- _EXERCISE REQUIREMENTS_: Filter these records by the string "color", copying each line that holds it.

- _TASK INPUT_:
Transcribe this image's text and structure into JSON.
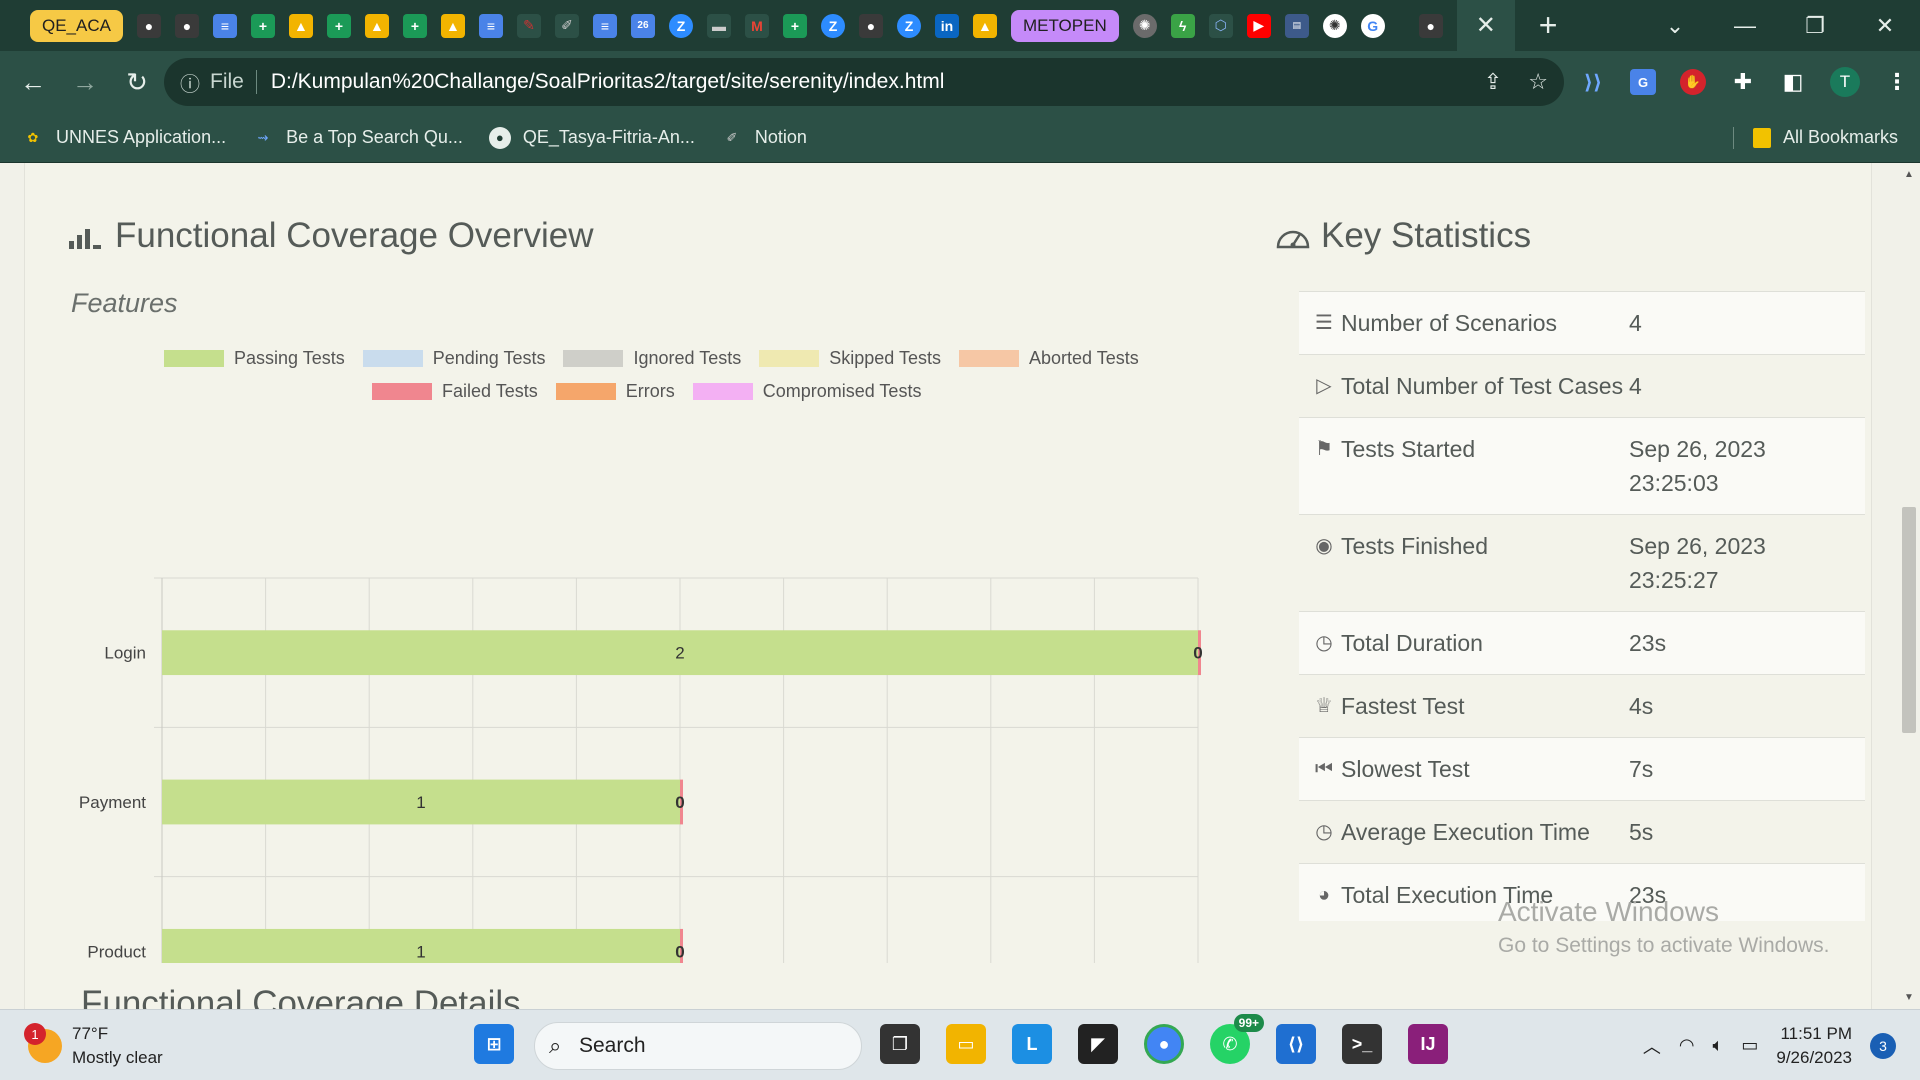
{
  "browser": {
    "tab_groups": [
      "QE_ACA",
      "METOPEN"
    ],
    "active_tab_close": "✕",
    "new_tab": "+",
    "scheme": "File",
    "url": "D:/Kumpulan%20Challange/SoalPrioritas2/target/site/serenity/index.html",
    "profile_initial": "T",
    "bookmarks": [
      "UNNES Application...",
      "Be a Top Search Qu...",
      "QE_Tasya-Fitria-An...",
      "Notion"
    ],
    "all_bookmarks": "All Bookmarks"
  },
  "coverage": {
    "title": "Functional Coverage Overview",
    "subtitle": "Features",
    "legend": [
      {
        "label": "Passing Tests",
        "color": "#c5df8d"
      },
      {
        "label": "Pending Tests",
        "color": "#c9dced"
      },
      {
        "label": "Ignored Tests",
        "color": "#cfcfc9"
      },
      {
        "label": "Skipped Tests",
        "color": "#efe9b1"
      },
      {
        "label": "Aborted Tests",
        "color": "#f6c7a5"
      },
      {
        "label": "Failed Tests",
        "color": "#f0868f"
      },
      {
        "label": "Errors",
        "color": "#f5a66b"
      },
      {
        "label": "Compromised Tests",
        "color": "#f3b0f3"
      }
    ]
  },
  "chart_data": {
    "type": "bar",
    "orientation": "horizontal",
    "stacked": true,
    "categories": [
      "Login",
      "Payment",
      "Product"
    ],
    "series": [
      {
        "name": "Passing Tests",
        "values": [
          2,
          1,
          1
        ]
      },
      {
        "name": "Failed Tests",
        "values": [
          0,
          0,
          0
        ]
      }
    ],
    "xlim": [
      0,
      2.0
    ],
    "xticks": [
      "0",
      "0.2",
      "0.4",
      "0.6",
      "0.8",
      "1.0",
      "1.2",
      "1.4",
      "1.6",
      "1.8",
      "2.0"
    ],
    "xtick_values": [
      0,
      0.2,
      0.4,
      0.6,
      0.8,
      1.0,
      1.2,
      1.4,
      1.6,
      1.8,
      2.0
    ],
    "grid": true,
    "legend": "top"
  },
  "stats": {
    "title": "Key Statistics",
    "rows": [
      {
        "label": "Number of Scenarios",
        "value": "4",
        "icon": "list-icon"
      },
      {
        "label": "Total Number of Test Cases",
        "value": "4",
        "icon": "play-icon"
      },
      {
        "label": "Tests Started",
        "value": "Sep 26, 2023 23:25:03",
        "icon": "flag-icon"
      },
      {
        "label": "Tests Finished",
        "value": "Sep 26, 2023 23:25:27",
        "icon": "stop-icon"
      },
      {
        "label": "Total Duration",
        "value": "23s",
        "icon": "stopwatch-icon"
      },
      {
        "label": "Fastest Test",
        "value": "4s",
        "icon": "trophy-icon"
      },
      {
        "label": "Slowest Test",
        "value": "7s",
        "icon": "step-back-icon"
      },
      {
        "label": "Average Execution Time",
        "value": "5s",
        "icon": "stopwatch-icon"
      },
      {
        "label": "Total Execution Time",
        "value": "23s",
        "icon": "stopwatch-filled-icon"
      }
    ]
  },
  "details_title": "Functional Coverage Details",
  "watermark": {
    "line1": "Activate Windows",
    "line2": "Go to Settings to activate Windows."
  },
  "taskbar": {
    "temp": "77°F",
    "weather": "Mostly clear",
    "weather_badge": "1",
    "search": "Search",
    "whatsapp_badge": "99+",
    "time": "11:51 PM",
    "date": "9/26/2023",
    "notifications": "3"
  }
}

- _EXPECTED ANSWER_:
        "color": "#c5df8d"
        "color": "#c9dced"
        "color": "#cfcfc9"
        "color": "#efe9b1"
        "color": "#f6c7a5"
        "color": "#f0868f"
        "color": "#f5a66b"
        "color": "#f3b0f3"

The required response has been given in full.